What the task asks
Copy out all of the entries exactly as they appear.

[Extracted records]
————————
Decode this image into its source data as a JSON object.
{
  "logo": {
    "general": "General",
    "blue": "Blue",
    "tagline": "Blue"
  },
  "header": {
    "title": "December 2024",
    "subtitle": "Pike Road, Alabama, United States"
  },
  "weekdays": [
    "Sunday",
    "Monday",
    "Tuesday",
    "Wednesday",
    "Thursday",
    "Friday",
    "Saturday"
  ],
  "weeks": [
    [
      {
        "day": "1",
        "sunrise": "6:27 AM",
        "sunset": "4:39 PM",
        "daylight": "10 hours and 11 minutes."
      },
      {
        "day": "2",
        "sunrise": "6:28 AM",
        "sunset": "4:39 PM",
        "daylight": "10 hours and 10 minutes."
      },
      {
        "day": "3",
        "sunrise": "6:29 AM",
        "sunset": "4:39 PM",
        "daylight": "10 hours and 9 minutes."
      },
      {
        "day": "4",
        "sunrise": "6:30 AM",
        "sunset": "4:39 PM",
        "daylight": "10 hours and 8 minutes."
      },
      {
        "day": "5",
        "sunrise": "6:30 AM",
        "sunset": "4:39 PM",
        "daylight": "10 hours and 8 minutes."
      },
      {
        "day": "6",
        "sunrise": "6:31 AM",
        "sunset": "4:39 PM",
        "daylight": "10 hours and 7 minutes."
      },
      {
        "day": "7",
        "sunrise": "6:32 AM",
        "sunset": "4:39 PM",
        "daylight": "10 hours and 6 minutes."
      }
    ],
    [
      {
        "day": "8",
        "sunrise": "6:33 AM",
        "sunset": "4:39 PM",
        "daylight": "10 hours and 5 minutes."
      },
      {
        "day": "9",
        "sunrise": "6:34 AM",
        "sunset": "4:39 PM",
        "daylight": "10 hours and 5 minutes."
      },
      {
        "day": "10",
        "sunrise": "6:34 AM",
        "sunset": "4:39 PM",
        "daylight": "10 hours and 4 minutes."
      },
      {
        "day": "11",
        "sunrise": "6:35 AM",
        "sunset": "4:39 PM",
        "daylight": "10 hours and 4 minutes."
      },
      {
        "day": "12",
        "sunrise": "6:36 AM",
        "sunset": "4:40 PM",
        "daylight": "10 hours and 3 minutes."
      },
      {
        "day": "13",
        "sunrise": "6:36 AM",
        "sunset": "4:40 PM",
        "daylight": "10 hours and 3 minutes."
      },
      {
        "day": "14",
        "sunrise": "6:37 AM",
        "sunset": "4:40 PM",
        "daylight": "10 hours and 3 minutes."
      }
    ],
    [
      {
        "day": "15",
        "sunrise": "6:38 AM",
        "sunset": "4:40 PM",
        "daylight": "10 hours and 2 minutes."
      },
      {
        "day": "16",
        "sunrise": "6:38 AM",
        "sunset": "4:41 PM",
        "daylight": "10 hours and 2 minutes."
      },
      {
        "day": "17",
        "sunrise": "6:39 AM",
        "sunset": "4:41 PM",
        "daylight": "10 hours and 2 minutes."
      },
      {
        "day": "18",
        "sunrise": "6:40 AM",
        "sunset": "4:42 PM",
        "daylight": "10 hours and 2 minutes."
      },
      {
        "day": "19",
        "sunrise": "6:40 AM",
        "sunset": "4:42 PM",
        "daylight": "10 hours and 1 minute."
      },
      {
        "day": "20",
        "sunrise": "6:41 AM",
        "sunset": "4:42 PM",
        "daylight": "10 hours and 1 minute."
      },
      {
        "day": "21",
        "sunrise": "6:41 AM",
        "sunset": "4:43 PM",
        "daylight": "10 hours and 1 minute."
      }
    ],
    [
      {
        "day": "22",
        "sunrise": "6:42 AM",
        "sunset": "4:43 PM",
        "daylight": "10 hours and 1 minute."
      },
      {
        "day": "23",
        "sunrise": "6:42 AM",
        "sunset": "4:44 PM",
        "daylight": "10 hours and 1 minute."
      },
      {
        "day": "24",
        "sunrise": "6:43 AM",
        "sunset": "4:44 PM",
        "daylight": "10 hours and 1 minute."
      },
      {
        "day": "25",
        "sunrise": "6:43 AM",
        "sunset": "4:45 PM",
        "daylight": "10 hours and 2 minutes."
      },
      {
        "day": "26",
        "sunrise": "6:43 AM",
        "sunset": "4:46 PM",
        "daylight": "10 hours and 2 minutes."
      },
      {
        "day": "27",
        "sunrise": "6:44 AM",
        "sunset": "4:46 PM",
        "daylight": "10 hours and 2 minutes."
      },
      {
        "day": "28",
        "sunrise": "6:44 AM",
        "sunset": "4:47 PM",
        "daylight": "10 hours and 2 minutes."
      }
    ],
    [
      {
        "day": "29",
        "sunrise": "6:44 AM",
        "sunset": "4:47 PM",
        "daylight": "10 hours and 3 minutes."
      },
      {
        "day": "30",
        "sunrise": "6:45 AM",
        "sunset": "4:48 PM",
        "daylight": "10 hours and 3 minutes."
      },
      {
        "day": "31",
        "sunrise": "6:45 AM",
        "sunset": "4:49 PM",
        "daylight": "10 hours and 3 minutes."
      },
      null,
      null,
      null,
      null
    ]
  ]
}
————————
Expected output
Decode this image into its source data as a JSON object.
{
  "logo": {
    "general": "General",
    "blue": "Blue",
    "tagline": "Blue"
  },
  "header": {
    "title": "December 2024",
    "subtitle": "Pike Road, Alabama, United States"
  },
  "weekdays": [
    "Sunday",
    "Monday",
    "Tuesday",
    "Wednesday",
    "Thursday",
    "Friday",
    "Saturday"
  ],
  "weeks": [
    [
      {
        "day": "1",
        "sunrise": "6:27 AM",
        "sunset": "4:39 PM",
        "daylight": "10 hours and 11 minutes."
      },
      {
        "day": "2",
        "sunrise": "6:28 AM",
        "sunset": "4:39 PM",
        "daylight": "10 hours and 10 minutes."
      },
      {
        "day": "3",
        "sunrise": "6:29 AM",
        "sunset": "4:39 PM",
        "daylight": "10 hours and 9 minutes."
      },
      {
        "day": "4",
        "sunrise": "6:30 AM",
        "sunset": "4:39 PM",
        "daylight": "10 hours and 8 minutes."
      },
      {
        "day": "5",
        "sunrise": "6:30 AM",
        "sunset": "4:39 PM",
        "daylight": "10 hours and 8 minutes."
      },
      {
        "day": "6",
        "sunrise": "6:31 AM",
        "sunset": "4:39 PM",
        "daylight": "10 hours and 7 minutes."
      },
      {
        "day": "7",
        "sunrise": "6:32 AM",
        "sunset": "4:39 PM",
        "daylight": "10 hours and 6 minutes."
      }
    ],
    [
      {
        "day": "8",
        "sunrise": "6:33 AM",
        "sunset": "4:39 PM",
        "daylight": "10 hours and 5 minutes."
      },
      {
        "day": "9",
        "sunrise": "6:34 AM",
        "sunset": "4:39 PM",
        "daylight": "10 hours and 5 minutes."
      },
      {
        "day": "10",
        "sunrise": "6:34 AM",
        "sunset": "4:39 PM",
        "daylight": "10 hours and 4 minutes."
      },
      {
        "day": "11",
        "sunrise": "6:35 AM",
        "sunset": "4:39 PM",
        "daylight": "10 hours and 4 minutes."
      },
      {
        "day": "12",
        "sunrise": "6:36 AM",
        "sunset": "4:40 PM",
        "daylight": "10 hours and 3 minutes."
      },
      {
        "day": "13",
        "sunrise": "6:36 AM",
        "sunset": "4:40 PM",
        "daylight": "10 hours and 3 minutes."
      },
      {
        "day": "14",
        "sunrise": "6:37 AM",
        "sunset": "4:40 PM",
        "daylight": "10 hours and 3 minutes."
      }
    ],
    [
      {
        "day": "15",
        "sunrise": "6:38 AM",
        "sunset": "4:40 PM",
        "daylight": "10 hours and 2 minutes."
      },
      {
        "day": "16",
        "sunrise": "6:38 AM",
        "sunset": "4:41 PM",
        "daylight": "10 hours and 2 minutes."
      },
      {
        "day": "17",
        "sunrise": "6:39 AM",
        "sunset": "4:41 PM",
        "daylight": "10 hours and 2 minutes."
      },
      {
        "day": "18",
        "sunrise": "6:40 AM",
        "sunset": "4:42 PM",
        "daylight": "10 hours and 2 minutes."
      },
      {
        "day": "19",
        "sunrise": "6:40 AM",
        "sunset": "4:42 PM",
        "daylight": "10 hours and 1 minute."
      },
      {
        "day": "20",
        "sunrise": "6:41 AM",
        "sunset": "4:42 PM",
        "daylight": "10 hours and 1 minute."
      },
      {
        "day": "21",
        "sunrise": "6:41 AM",
        "sunset": "4:43 PM",
        "daylight": "10 hours and 1 minute."
      }
    ],
    [
      {
        "day": "22",
        "sunrise": "6:42 AM",
        "sunset": "4:43 PM",
        "daylight": "10 hours and 1 minute."
      },
      {
        "day": "23",
        "sunrise": "6:42 AM",
        "sunset": "4:44 PM",
        "daylight": "10 hours and 1 minute."
      },
      {
        "day": "24",
        "sunrise": "6:43 AM",
        "sunset": "4:44 PM",
        "daylight": "10 hours and 1 minute."
      },
      {
        "day": "25",
        "sunrise": "6:43 AM",
        "sunset": "4:45 PM",
        "daylight": "10 hours and 2 minutes."
      },
      {
        "day": "26",
        "sunrise": "6:43 AM",
        "sunset": "4:46 PM",
        "daylight": "10 hours and 2 minutes."
      },
      {
        "day": "27",
        "sunrise": "6:44 AM",
        "sunset": "4:46 PM",
        "daylight": "10 hours and 2 minutes."
      },
      {
        "day": "28",
        "sunrise": "6:44 AM",
        "sunset": "4:47 PM",
        "daylight": "10 hours and 2 minutes."
      }
    ],
    [
      {
        "day": "29",
        "sunrise": "6:44 AM",
        "sunset": "4:47 PM",
        "daylight": "10 hours and 3 minutes."
      },
      {
        "day": "30",
        "sunrise": "6:45 AM",
        "sunset": "4:48 PM",
        "daylight": "10 hours and 3 minutes."
      },
      {
        "day": "31",
        "sunrise": "6:45 AM",
        "sunset": "4:49 PM",
        "daylight": "10 hours and 3 minutes."
      },
      null,
      null,
      null,
      null
    ]
  ]
}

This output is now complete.